I have three university degrees, a diploma and a fellowship. None of this prepares you for parenthood. In fact, my major in Japanese has as much relevance to my medical degree when it comes to raising children some days. I’ll admit my first port of call following Charlie’s diagnosis was a rather drab textbook called ‘Nelson’s Textbook of Pediatrics’, which provided some cold clinical information on Trisomy 21. I sought solace in what I knew best – learning – but quite possibly I could be the only new parent of a child with Down syndrome to use a textbook as their first reference. There inlies another downside of being a doctor – I had to overcome my preconceived ideas, beliefs and expectations that I wasn’t even aware I had. It took some time for me to recognise and move beyond this, to look beyond my comfort zone of textbooks and traditional medicine. Luckily being a doctor is comparable to being a detective, the art of problem solving at its heart. This skill has certainly given me an edge in researching gene transcription and regulation, epigenetics, neuroplasticity and applying this knowledge to help Charlie’s development.
I experience the challenges facing all parents of young children – the lack of hours in a day, the endless cycle of washing/cooking/ cleaning, maintaining relationships with your partner and friends. Going to work is frankly my respite from this, where I put my problem solving to use, share in patients’ celebrations or sorrows, or just provide a listening ear. My days off are full of my children’s laughter and tantrums as I run a semi-structured program of physical/cognitive/speech development at home for Charlie’s benefit. If I accomplish the tasks I set out to achieve on any given day, it certainly is a rare occasion and cause for celebration. I yearn for balance in all areas.
Beyond the delight and joy of watching my two boys grow and learn, Charlie has taught me patience abounds and expanded my horizons considerably ( l’ll admit the patience is always a work in progress). I would have never met the amazing collective of families online and in real life from within the T21 community, who continue to inspire and challenge me. My simmering elitism has been effectively extinguished. I like to think I am a better doctor and I am most definitely a better person. For all these things and more Charlie, I owe you.

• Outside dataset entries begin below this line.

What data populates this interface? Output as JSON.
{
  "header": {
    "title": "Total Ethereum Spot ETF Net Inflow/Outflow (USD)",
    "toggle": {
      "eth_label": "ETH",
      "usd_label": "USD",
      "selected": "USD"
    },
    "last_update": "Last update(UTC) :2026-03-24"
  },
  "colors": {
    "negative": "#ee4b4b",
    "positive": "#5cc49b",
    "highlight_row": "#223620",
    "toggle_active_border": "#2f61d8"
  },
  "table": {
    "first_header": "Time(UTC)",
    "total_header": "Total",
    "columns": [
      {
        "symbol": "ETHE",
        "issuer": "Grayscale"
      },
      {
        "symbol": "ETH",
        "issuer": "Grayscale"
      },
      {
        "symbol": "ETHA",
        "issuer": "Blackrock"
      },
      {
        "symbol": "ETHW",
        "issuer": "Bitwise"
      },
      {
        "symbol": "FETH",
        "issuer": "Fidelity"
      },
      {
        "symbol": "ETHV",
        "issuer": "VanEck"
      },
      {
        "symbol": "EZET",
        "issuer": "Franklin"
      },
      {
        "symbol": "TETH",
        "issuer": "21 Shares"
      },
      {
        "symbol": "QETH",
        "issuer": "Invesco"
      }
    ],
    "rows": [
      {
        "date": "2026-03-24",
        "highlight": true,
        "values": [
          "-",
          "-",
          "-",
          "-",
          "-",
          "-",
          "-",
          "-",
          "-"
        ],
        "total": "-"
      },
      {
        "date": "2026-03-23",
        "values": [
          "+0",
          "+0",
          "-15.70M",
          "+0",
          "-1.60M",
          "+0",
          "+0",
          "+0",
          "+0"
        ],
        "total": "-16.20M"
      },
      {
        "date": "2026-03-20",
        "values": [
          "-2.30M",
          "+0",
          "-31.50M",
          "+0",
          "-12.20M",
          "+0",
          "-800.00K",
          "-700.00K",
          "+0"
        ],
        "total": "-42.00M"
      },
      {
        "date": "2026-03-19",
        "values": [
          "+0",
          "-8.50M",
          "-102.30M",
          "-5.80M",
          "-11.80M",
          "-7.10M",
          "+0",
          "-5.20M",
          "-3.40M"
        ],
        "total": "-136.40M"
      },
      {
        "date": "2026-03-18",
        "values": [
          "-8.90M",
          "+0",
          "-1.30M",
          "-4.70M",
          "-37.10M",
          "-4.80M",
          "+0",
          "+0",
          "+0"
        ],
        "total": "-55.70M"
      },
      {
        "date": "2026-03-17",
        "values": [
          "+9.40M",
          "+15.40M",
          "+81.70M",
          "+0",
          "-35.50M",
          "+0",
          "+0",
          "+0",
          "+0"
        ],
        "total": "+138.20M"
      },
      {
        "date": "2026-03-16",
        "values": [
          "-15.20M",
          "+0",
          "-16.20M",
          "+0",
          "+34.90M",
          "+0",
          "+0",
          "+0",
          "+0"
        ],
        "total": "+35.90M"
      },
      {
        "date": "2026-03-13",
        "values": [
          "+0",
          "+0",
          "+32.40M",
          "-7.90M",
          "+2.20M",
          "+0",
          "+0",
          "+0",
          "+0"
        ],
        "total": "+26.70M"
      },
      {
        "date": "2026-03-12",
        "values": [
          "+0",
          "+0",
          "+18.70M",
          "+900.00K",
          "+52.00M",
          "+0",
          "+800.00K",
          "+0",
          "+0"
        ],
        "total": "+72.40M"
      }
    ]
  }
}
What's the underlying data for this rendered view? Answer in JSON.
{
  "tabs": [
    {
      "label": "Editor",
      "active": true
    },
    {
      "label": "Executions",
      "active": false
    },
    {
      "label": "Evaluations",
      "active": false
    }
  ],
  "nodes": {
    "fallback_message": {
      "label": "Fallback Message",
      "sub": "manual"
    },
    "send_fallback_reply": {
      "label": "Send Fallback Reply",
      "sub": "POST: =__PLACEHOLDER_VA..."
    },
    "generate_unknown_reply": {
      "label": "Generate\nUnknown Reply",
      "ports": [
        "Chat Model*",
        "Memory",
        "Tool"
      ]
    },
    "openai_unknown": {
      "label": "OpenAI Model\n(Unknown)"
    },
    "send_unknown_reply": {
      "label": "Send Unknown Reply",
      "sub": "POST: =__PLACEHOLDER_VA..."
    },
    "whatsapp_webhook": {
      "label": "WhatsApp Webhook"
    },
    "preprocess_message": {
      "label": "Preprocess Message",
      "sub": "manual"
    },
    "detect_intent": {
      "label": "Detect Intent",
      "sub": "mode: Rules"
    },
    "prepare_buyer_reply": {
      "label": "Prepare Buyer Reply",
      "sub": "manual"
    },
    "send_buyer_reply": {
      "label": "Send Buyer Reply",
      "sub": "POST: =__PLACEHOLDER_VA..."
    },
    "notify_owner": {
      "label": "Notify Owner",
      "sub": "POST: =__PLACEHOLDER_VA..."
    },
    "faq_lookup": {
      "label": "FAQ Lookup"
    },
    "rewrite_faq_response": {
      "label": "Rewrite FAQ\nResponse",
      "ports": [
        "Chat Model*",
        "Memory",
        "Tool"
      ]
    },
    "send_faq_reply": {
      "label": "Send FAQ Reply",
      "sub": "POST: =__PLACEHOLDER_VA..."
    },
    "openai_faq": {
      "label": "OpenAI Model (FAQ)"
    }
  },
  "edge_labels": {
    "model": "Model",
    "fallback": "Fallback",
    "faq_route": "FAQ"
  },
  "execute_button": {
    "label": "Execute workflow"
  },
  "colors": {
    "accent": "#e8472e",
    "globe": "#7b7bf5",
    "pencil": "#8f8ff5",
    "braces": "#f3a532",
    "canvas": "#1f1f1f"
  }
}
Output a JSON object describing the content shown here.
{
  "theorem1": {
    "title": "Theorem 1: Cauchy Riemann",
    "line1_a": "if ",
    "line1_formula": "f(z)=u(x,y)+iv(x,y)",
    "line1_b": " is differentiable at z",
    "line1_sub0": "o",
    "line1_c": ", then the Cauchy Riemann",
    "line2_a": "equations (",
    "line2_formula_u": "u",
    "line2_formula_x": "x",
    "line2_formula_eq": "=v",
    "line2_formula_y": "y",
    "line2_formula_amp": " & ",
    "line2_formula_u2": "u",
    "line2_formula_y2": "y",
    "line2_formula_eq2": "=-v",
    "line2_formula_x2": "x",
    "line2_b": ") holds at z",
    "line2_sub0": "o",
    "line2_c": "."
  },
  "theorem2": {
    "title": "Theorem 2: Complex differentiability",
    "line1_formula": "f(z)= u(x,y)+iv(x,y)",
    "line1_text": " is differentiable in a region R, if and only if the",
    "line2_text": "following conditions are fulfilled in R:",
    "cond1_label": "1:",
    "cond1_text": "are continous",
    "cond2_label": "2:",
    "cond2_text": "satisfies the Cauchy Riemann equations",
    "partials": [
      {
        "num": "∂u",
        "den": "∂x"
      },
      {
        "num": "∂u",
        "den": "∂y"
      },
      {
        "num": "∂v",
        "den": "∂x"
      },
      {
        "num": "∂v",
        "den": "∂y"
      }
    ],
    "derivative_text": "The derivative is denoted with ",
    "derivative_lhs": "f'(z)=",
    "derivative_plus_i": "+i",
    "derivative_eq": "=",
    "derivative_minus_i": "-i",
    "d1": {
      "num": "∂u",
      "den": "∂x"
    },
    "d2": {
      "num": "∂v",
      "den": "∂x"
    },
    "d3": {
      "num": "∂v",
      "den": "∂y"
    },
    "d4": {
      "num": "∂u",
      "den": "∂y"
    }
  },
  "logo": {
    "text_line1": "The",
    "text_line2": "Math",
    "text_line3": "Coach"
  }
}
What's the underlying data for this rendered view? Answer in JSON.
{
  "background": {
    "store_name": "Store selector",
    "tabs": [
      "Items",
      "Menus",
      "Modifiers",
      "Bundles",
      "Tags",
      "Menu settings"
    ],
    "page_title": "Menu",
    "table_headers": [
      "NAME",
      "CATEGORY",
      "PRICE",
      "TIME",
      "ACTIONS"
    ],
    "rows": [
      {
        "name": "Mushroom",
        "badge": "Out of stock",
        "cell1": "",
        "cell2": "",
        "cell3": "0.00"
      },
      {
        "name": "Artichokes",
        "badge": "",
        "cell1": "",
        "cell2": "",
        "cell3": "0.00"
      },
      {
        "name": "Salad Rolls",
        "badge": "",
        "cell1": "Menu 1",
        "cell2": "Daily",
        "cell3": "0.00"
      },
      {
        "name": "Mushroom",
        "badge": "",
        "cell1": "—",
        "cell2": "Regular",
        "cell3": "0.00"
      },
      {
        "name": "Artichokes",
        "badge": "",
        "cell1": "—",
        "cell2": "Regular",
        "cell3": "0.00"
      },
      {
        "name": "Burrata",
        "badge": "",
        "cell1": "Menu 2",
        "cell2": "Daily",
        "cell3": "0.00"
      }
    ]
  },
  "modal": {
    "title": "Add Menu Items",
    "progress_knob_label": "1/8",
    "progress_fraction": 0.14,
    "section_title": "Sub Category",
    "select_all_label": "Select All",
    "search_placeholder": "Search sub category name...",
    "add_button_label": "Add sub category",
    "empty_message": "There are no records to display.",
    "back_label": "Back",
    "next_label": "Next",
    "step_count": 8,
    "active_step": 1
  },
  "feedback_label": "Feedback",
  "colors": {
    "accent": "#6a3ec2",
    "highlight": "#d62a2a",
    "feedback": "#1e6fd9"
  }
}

Kylie lives with her husband and two small boys on a cane farm in a regional town of Queensland. She works part time as a General Practitioner, and has fond memories of hobbies such as reading, sport and travel.